Love the Muscles… YUM! I use left over tomato sauce, thawed and throw it into a …..ratatouille…

LOL which is FRENCH for farmers market excess vegi’s that must be cooked today or else…

Jeanette on 4.29.2010

That looks delicioso!! Thanks for the recipe.

Elaine Pool on 4.29.2010

You can also put a blog of frozen sauce in a soup (such beef) & really rich-en it up!

Vanessa on 4.29.2010

If we don’t finish ours up I like to make a pizza and use it there. win-win!

Andrea on 4.29.2010

So I’d always heard about the discard any that don’t open thing but your first comment re: tossing the ones that won’t close has stumped me.

Please explain!

Nina on 4.29.2010

these look great. thanks

Jessica @ How Sweet on 4.29.2010
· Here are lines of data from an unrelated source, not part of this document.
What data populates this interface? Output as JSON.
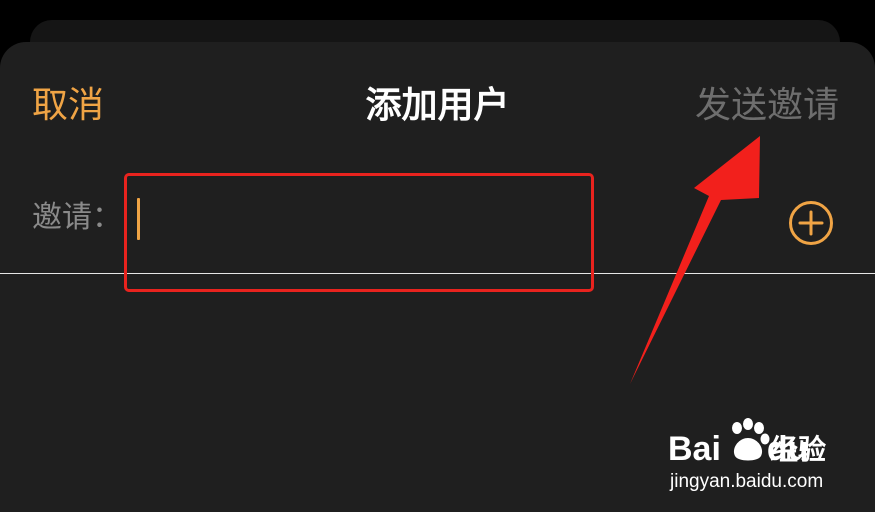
{
  "nav": {
    "cancel_label": "取消",
    "title": "添加用户",
    "send_label": "发送邀请"
  },
  "invite": {
    "label": "邀请：",
    "value": "",
    "placeholder": ""
  },
  "icons": {
    "add": "plus-circle-icon"
  },
  "watermark": {
    "brand_left": "Bai",
    "brand_right": "du",
    "product": "经验",
    "url": "jingyan.baidu.com"
  },
  "colors": {
    "accent": "#f0a445",
    "annotation": "#e8231e",
    "sheet_bg": "#1f1f1f",
    "disabled_text": "#6e6e6e"
  }
}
Delicious! I love mussels and all things seafood. I actually don’t like tomato sauce (I know. It’s a sin), so I rarely use it in my house, except for when my hubby throws a tantrum about wanting some.